In the specific stage begin to dive deeper. Are you looking to increase screenings for colorectal or breast cancers? Are you looking to increase first-time patients or see more recurring patients? Maybe you want to see increased flu or COVID-19 vaccines. The specific stage helps you to narrow in on your goal and provide a clear direction for your team when they begin to execute it.
The measurement stage of goal setting is one of the most important stages because it creates a specific metric to gauge success. Your goal should be quantifiable. Even if your goal is to make patients more comfortable during a vaccine or screening visit, consider ways you might measure this. You may create a post-survey to track a patients comfortability or evaluate the number of returning patients as an indicator of their comfort in their first visit.
The achievement stage goes hand and hand with measurement. Your goal should be a healthy challenge, but not impossible. Consider your past growth and make sure your metric will help you to improve but is reasonable. If you chose a metric that is not achievable, your team is put at risk of becoming frustrated and discouraged. If you don’t think your goal is realistic, go back and revise your measurement. Additionally, use this space to identify ways to achieve your goal. What efforts are you going to take to ensure that you meet your goal?
Evaluate your goal again. Is it relevant to your campaign? If you are running a display ad for colorectal screenings, your goal should not focus on vaccines. Consider your content and frame of reference and evaluate to make sure it is still relevant to your cause. Additionally, ensure that your goal aligns with the mission, vision, and values of your organization as a whole. If it does not, you should collaborate with your team to reevaluate. A Locke and Latham study indicated that 90% of people perform better when they have relevant and challenging goals.
Finally, attach a time frame to your goal. Consider the length of your outreach campaign and when you should expect to see the results. When you run your campaign, you will want to attach a time frame that allows you to retain attribution for your work.
Write out your final goal in 1-2 sentences by combining each detail you identified throughout the SMART Method.
Once you have written out your final goal, it is time to coordinate with your team and begin to work towards your goal! In addition, you may want to dedicate a date and time to follow up with your goal and see your progress. This is a great time to see if you are on track. If you are way ahead of your timeline, you may adjust your goal to be more challenging. If you are behind your expected timeline you may want to reevaluate if your goal was realistic and brainstorm some new ideas for what efforts you should take to achieve your goal. Gail Matthew’s Goal Research Summary found those who set actionable tasks for their goals and check in weekly tend to achieve 40% more than those who did not.

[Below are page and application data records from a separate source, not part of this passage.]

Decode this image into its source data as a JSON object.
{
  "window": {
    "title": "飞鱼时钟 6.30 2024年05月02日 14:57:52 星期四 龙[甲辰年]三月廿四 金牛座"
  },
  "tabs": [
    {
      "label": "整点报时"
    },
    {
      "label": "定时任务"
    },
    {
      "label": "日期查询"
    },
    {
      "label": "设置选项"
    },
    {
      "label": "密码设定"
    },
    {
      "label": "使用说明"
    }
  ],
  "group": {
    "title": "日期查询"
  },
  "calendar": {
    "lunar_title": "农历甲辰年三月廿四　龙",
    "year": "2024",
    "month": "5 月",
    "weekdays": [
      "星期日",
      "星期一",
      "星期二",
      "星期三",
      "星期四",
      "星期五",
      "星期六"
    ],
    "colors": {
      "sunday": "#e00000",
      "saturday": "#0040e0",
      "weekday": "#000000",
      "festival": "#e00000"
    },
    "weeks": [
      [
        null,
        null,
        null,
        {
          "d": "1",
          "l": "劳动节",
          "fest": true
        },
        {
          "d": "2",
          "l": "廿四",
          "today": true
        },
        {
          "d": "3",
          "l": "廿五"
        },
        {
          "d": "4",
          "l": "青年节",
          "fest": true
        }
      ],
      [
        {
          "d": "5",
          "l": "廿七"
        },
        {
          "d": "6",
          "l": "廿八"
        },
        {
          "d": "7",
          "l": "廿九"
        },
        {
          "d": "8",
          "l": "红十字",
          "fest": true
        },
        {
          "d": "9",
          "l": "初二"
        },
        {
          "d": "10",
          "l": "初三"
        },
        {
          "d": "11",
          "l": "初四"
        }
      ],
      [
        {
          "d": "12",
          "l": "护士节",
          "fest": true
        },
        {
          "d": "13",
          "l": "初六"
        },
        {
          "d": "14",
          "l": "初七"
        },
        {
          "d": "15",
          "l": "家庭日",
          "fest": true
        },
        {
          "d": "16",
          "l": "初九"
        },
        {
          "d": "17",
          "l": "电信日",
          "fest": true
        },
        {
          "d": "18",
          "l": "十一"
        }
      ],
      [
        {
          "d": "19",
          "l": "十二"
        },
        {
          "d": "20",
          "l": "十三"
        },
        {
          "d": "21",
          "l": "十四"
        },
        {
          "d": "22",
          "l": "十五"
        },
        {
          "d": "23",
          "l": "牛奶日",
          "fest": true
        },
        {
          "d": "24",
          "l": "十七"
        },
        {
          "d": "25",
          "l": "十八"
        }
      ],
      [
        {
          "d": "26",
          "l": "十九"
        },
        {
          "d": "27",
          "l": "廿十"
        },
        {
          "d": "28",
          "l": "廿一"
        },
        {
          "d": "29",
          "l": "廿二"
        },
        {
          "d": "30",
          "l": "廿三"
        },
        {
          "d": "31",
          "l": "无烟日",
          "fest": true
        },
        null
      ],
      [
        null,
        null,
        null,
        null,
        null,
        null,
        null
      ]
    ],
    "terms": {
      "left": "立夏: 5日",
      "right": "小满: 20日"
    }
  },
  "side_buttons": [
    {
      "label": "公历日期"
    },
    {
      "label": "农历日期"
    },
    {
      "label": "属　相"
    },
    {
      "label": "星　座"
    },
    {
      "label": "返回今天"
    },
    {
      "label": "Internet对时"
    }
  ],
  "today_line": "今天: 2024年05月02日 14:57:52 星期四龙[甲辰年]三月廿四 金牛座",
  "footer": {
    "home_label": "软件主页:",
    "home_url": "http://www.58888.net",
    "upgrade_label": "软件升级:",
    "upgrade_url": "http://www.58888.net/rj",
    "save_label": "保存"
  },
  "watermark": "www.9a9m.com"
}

Goals are the way to go when it comes to developing a plan for patient outreach and marketing. Make sure to actually write out these steps; the same Matthew’s study found that people who physically write down their goals are 20% more successful in accomplishing their goals than those who did not. Download our free template below to help you workshop your goal using the SMART method or contact us to learn more about developing campaign goals!